The letter revealed that during 2020, Berkshire repurchased nearly $25 billion of its own shares, dwarfing the previous high of $5 billion in 2019.

But if Buffett’s readers were hoping for pearls of wisdom related to the pandemic, the assault on the U.S. Capitol, last summer’s national reckoning over race or the political state of the country, he didn’t offer any — at least directly. He simply offered a statement of his general bullishness on America’s future prospects.

In an apparent allusion to the pandemic, he said the country’s economy has survived “severe interruptions” before. And he noted that the nation’s progress toward a more perfect union “has been slow, uneven and often discouraging.”

“We have, however, moved forward and will continue to do so,” he said. “Our unwavering conclusion: Never bet against America.”

To Cathy Seifert, who analyzes Berkshire stock for CFRA Research, Buffett’s failure to directly address the nation’s most consequential issues made the letter come off as tone-deaf.

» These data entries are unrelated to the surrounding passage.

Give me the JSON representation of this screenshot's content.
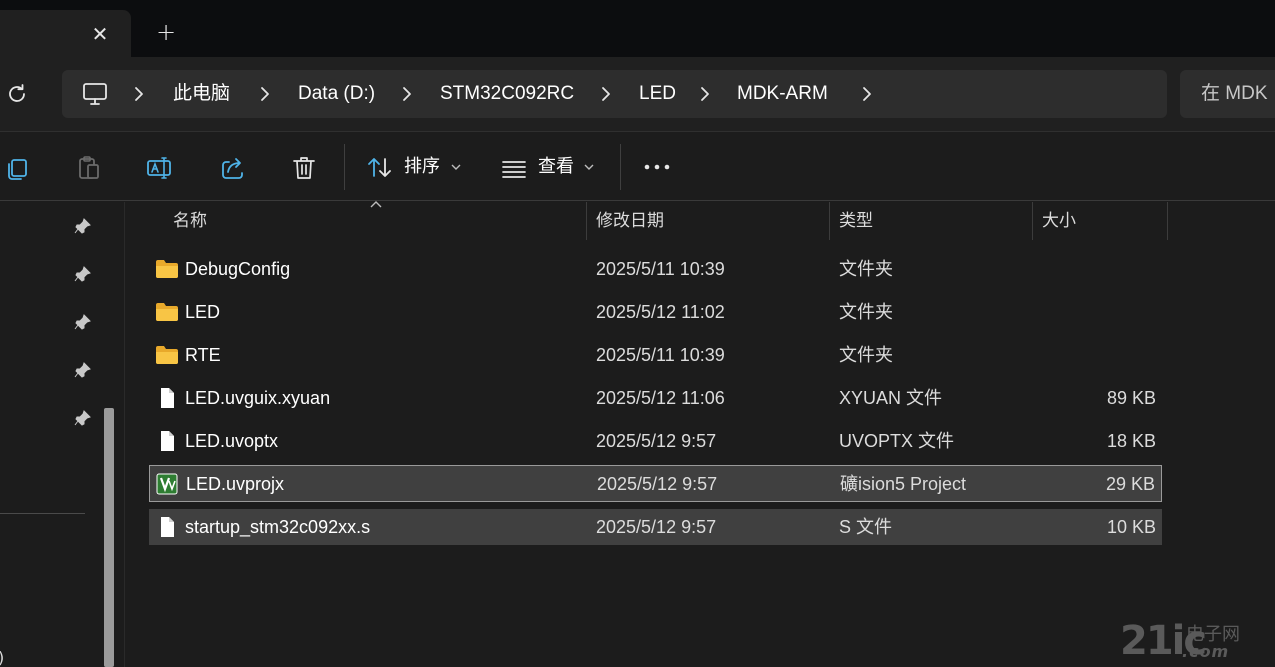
{
  "tab": {
    "close_glyph": "✕",
    "new_tab_glyph": "+"
  },
  "address": {
    "crumbs": [
      "此电脑",
      "Data (D:)",
      "STM32C092RC",
      "LED",
      "MDK-ARM"
    ],
    "search_placeholder": "在 MDK"
  },
  "toolbar": {
    "sort_label": "排序",
    "view_label": "查看",
    "icons": [
      "copy-icon",
      "paste-icon",
      "rename-icon",
      "share-icon",
      "delete-icon",
      "sort-icon",
      "view-icon",
      "more-icon"
    ]
  },
  "columns": {
    "name": "名称",
    "date": "修改日期",
    "type": "类型",
    "size": "大小"
  },
  "files": [
    {
      "name": "DebugConfig",
      "date": "2025/5/11 10:39",
      "type": "文件夹",
      "size": "",
      "icon": "folder-icon"
    },
    {
      "name": "LED",
      "date": "2025/5/12 11:02",
      "type": "文件夹",
      "size": "",
      "icon": "folder-icon"
    },
    {
      "name": "RTE",
      "date": "2025/5/11 10:39",
      "type": "文件夹",
      "size": "",
      "icon": "folder-icon"
    },
    {
      "name": "LED.uvguix.xyuan",
      "date": "2025/5/12 11:06",
      "type": "XYUAN 文件",
      "size": "89 KB",
      "icon": "file-icon"
    },
    {
      "name": "LED.uvoptx",
      "date": "2025/5/12 9:57",
      "type": "UVOPTX 文件",
      "size": "18 KB",
      "icon": "file-icon"
    },
    {
      "name": "LED.uvprojx",
      "date": "2025/5/12 9:57",
      "type": "礦ision5 Project",
      "size": "29 KB",
      "icon": "uvision-icon"
    },
    {
      "name": "startup_stm32c092xx.s",
      "date": "2025/5/12 9:57",
      "type": "S 文件",
      "size": "10 KB",
      "icon": "file-icon"
    }
  ],
  "nav": {
    "paren": ")"
  },
  "watermark": {
    "text": "21ic",
    "cn": "电子网",
    "com": ".com"
  },
  "colors": {
    "background": "#1c1c1c",
    "selected_row": "#404040",
    "folder": "#f8c545"
  }
}
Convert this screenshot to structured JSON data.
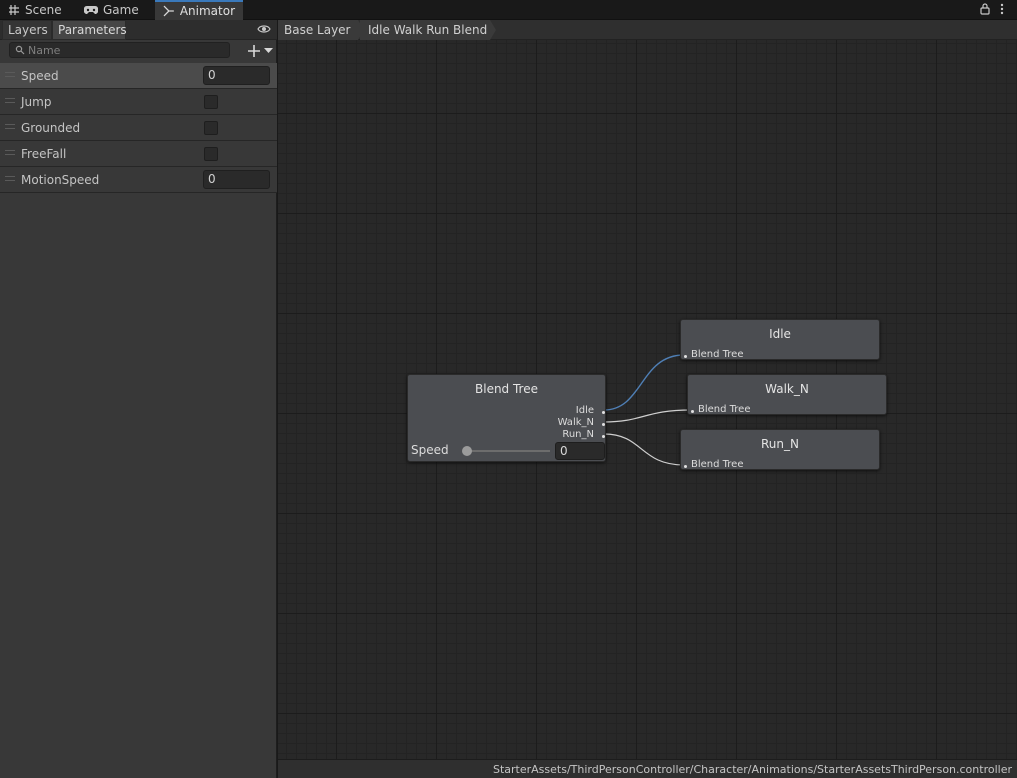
{
  "tabs": [
    {
      "label": "Scene",
      "icon": "grid-icon"
    },
    {
      "label": "Game",
      "icon": "gamepad-icon"
    },
    {
      "label": "Animator",
      "icon": "animator-icon"
    }
  ],
  "window_icons": [
    "lock-icon",
    "more-icon"
  ],
  "left_panel": {
    "tabs": [
      {
        "label": "Layers"
      },
      {
        "label": "Parameters"
      }
    ],
    "search_placeholder": "Name",
    "parameters": [
      {
        "name": "Speed",
        "type": "float",
        "value": "0"
      },
      {
        "name": "Jump",
        "type": "bool",
        "value": false
      },
      {
        "name": "Grounded",
        "type": "bool",
        "value": false
      },
      {
        "name": "FreeFall",
        "type": "bool",
        "value": false
      },
      {
        "name": "MotionSpeed",
        "type": "float",
        "value": "0"
      }
    ]
  },
  "breadcrumb": [
    "Base Layer",
    "Idle Walk Run Blend"
  ],
  "blend_tree": {
    "title": "Blend Tree",
    "outputs": [
      "Idle",
      "Walk_N",
      "Run_N"
    ],
    "parameter_label": "Speed",
    "parameter_value": "0"
  },
  "motion_nodes": [
    {
      "title": "Idle",
      "port": "Blend Tree"
    },
    {
      "title": "Walk_N",
      "port": "Blend Tree"
    },
    {
      "title": "Run_N",
      "port": "Blend Tree"
    }
  ],
  "colors": {
    "active_wire": "#4f7fb5",
    "wire": "#cfcfcf",
    "active_tab": "#3a79bb"
  },
  "status_path": "StarterAssets/ThirdPersonController/Character/Animations/StarterAssetsThirdPerson.controller"
}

“The big takeaway from the letter was quite frankly what it omitted,” she said. “I was a little shocked and stunned and disappointed that given the nature of what’s going on in this country over the last year, from the pandemic, all the social issues and the existential threat to our democracy, that nothing of that filtered into the letter.”